[Material supplied — start]

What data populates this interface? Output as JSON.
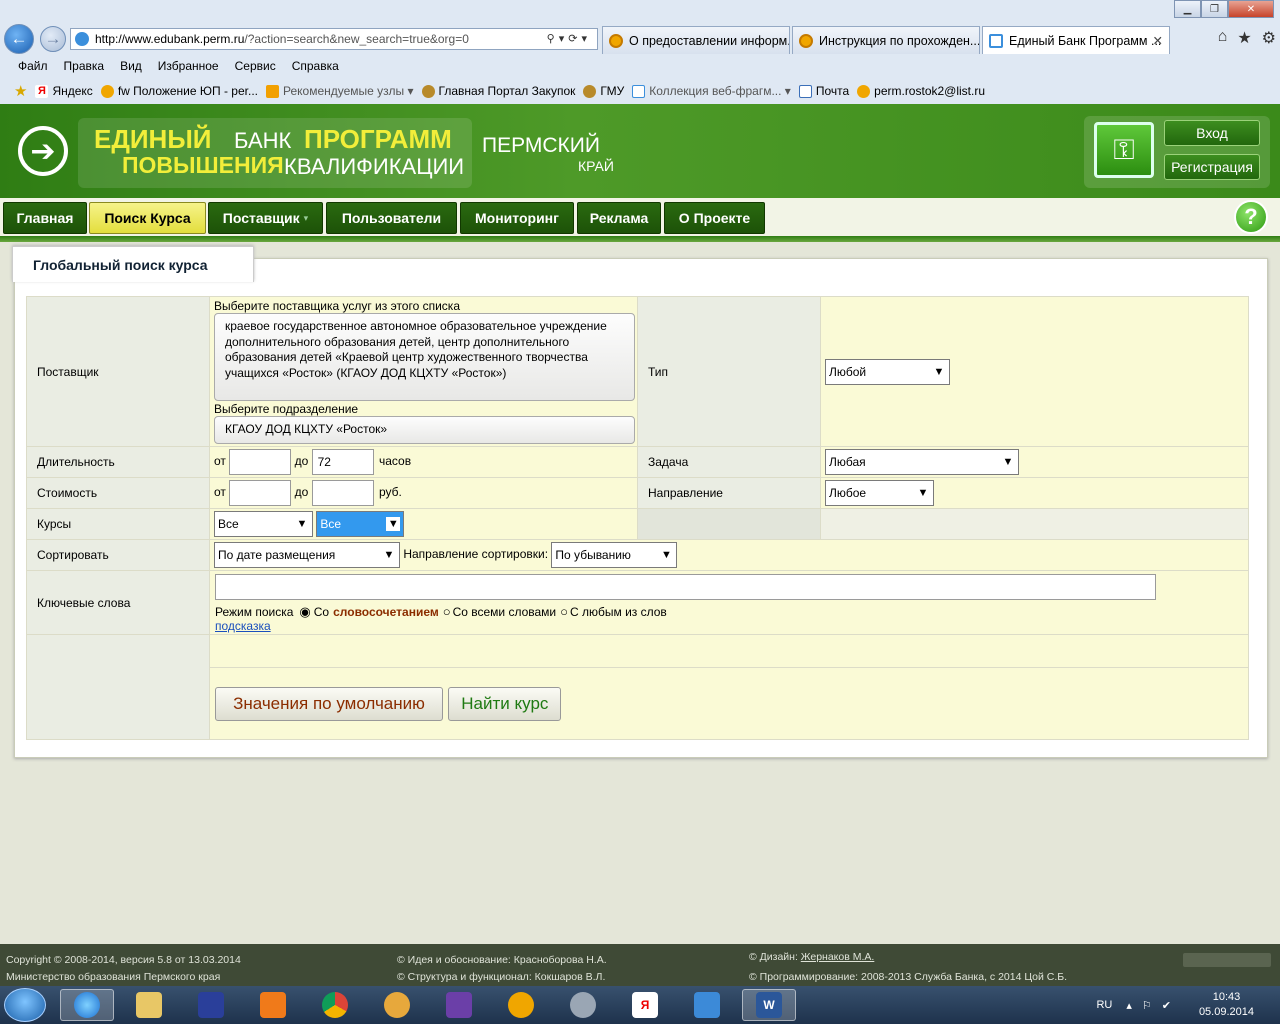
{
  "browser": {
    "address": {
      "host": "http://www.edubank.perm.ru",
      "path": "/?action=search&new_search=true&org=0"
    },
    "tabs": [
      {
        "label": "О предоставлении информ..."
      },
      {
        "label": "Инструкция по прохожден..."
      },
      {
        "label": "Единый Банк Программ ..."
      }
    ],
    "menu": [
      "Файл",
      "Правка",
      "Вид",
      "Избранное",
      "Сервис",
      "Справка"
    ],
    "favorites": [
      "Яндекс",
      "fw Положение ЮП - per...",
      "Рекомендуемые узлы",
      "Главная Портал Закупок",
      "ГМУ",
      "Коллекция веб-фрагм...",
      "Почта",
      "perm.rostok2@list.ru"
    ]
  },
  "header": {
    "logo_1": "ЕДИНЫЙ",
    "logo_2": "БАНК",
    "logo_3": "ПРОГРАММ",
    "logo_4": "ПОВЫШЕНИЯ",
    "logo_5": "КВАЛИФИКАЦИИ",
    "region_1": "ПЕРМСКИЙ",
    "region_2": "КРАЙ",
    "login": "Вход",
    "register": "Регистрация"
  },
  "nav": {
    "tabs": [
      "Главная",
      "Поиск Курса",
      "Поставщик",
      "Пользователи",
      "Мониторинг",
      "Реклама",
      "О Проекте"
    ],
    "help": "?"
  },
  "form": {
    "title": "Глобальный поиск курса",
    "provider_label": "Поставщик",
    "provider_hint": "Выберите поставщика услуг из этого списка",
    "provider_value": "краевое государственное автономное образовательное учреждение дополнительного образования детей, центр дополнительного образования детей «Краевой центр художественного творчества учащихся «Росток» (КГАОУ ДОД КЦХТУ «Росток»)",
    "division_hint": "Выберите подразделение",
    "division_value": "КГАОУ ДОД КЦХТУ «Росток»",
    "type_label": "Тип",
    "type_value": "Любой",
    "duration_label": "Длительность",
    "from": "от",
    "to": "до",
    "duration_to_value": "72",
    "hours": "часов",
    "task_label": "Задача",
    "task_value": "Любая",
    "cost_label": "Стоимость",
    "rub": "руб.",
    "direction_label": "Направление",
    "direction_value": "Любое",
    "courses_label": "Курсы",
    "courses_value_1": "Все",
    "courses_value_2": "Все",
    "sort_label": "Сортировать",
    "sort_value": "По дате размещения",
    "sort_dir_label": "Направление сортировки:",
    "sort_dir_value": "По убыванию",
    "keywords_label": "Ключевые слова",
    "search_mode_label": "Режим поиска",
    "mode_1_prefix": "Со",
    "mode_1_bold": "словосочетанием",
    "mode_2": "Со всеми словами",
    "mode_3": "С любым из слов",
    "hint_link": "подсказка",
    "defaults_button": "Значения по умолчанию",
    "find_button": "Найти курс"
  },
  "footer": {
    "copyright": "Copyright © 2008-2014, версия 5.8 от 13.03.2014",
    "ministry": "Министерство образования Пермского края",
    "idea": "© Идея и обоснование: Красноборова Н.А.",
    "structure": "© Структура и функционал: Кокшаров В.Л.",
    "design_prefix": "© Дизайн:",
    "design_name": "Жернаков М.А.",
    "programming": "© Программирование: 2008-2013 Служба Банка, с 2014 Цой С.Б."
  },
  "taskbar": {
    "lang": "RU",
    "time": "10:43",
    "date": "05.09.2014"
  },
  "colors": {
    "header_green": "#3b8a1a",
    "nav_active": "#e3de3d",
    "field_bg": "#fafad6",
    "label_bg": "#eaede3"
  }
}
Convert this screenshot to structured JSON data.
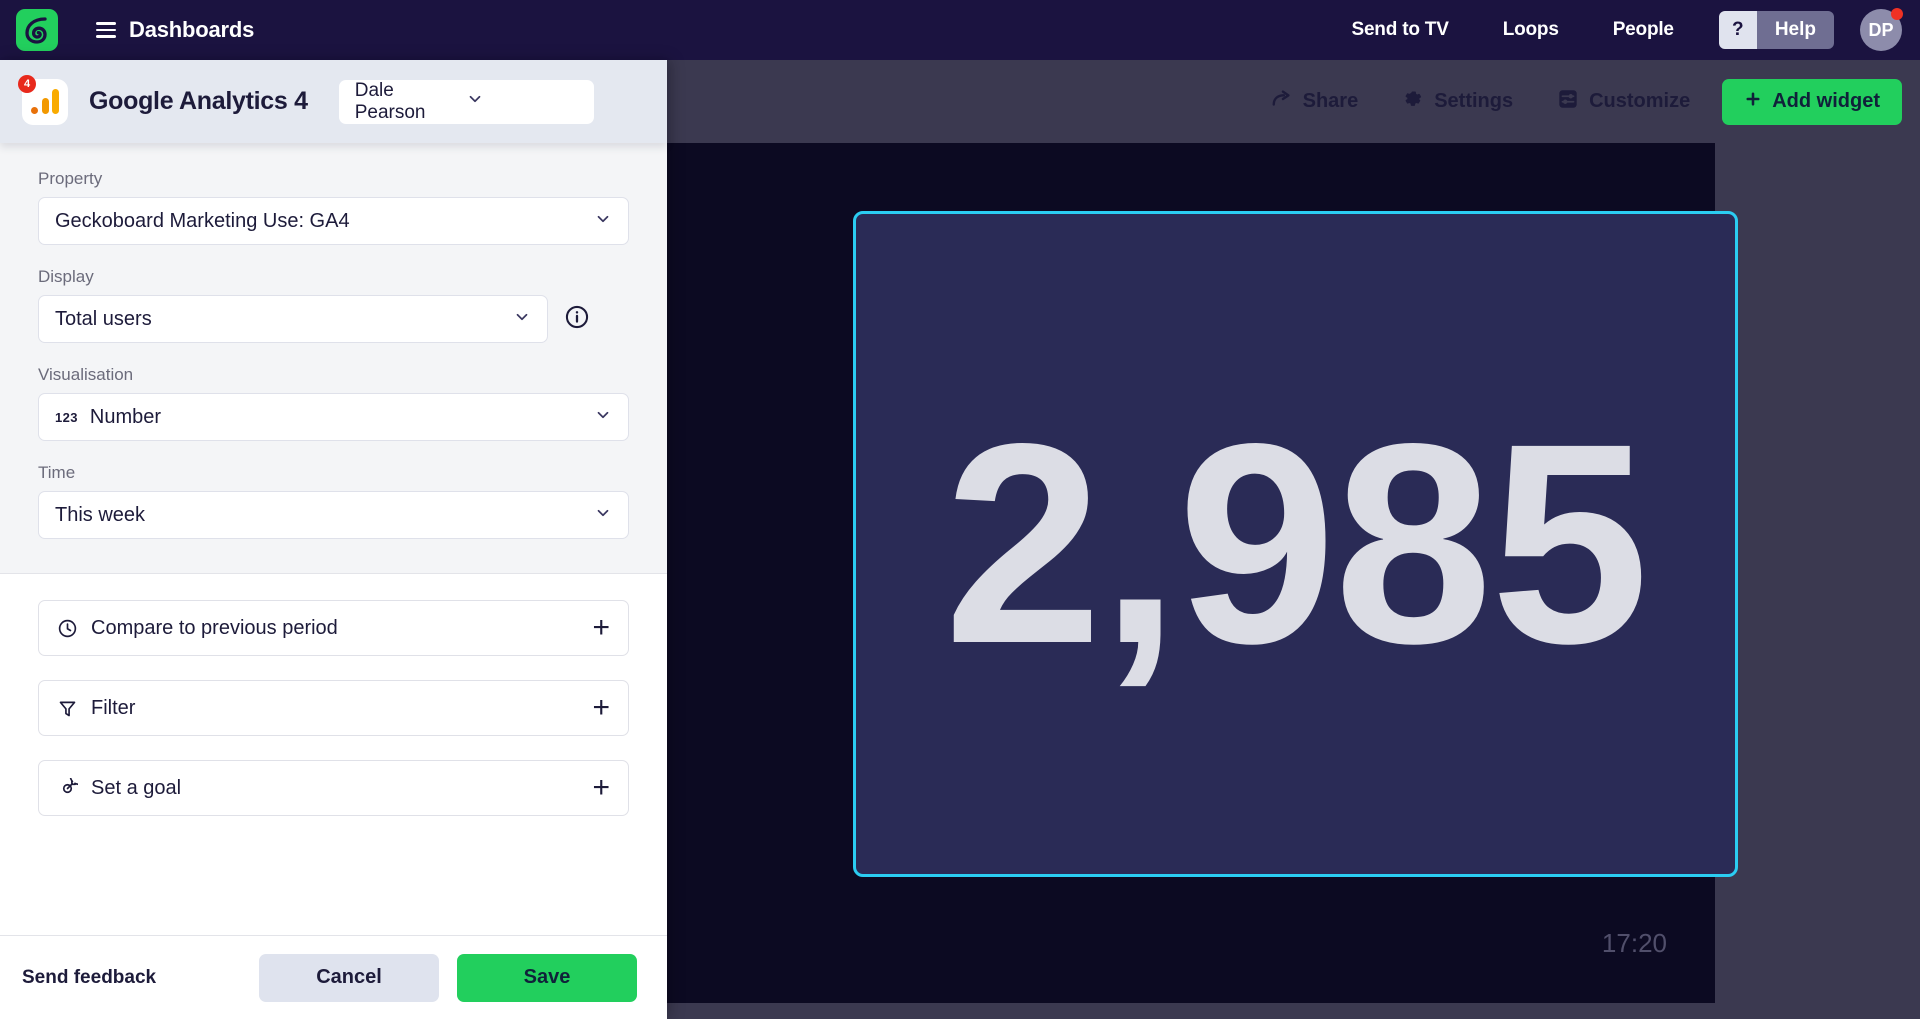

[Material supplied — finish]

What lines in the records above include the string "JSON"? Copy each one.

What data populates this interface? Output as JSON.
Convert this screenshot to structured JSON data.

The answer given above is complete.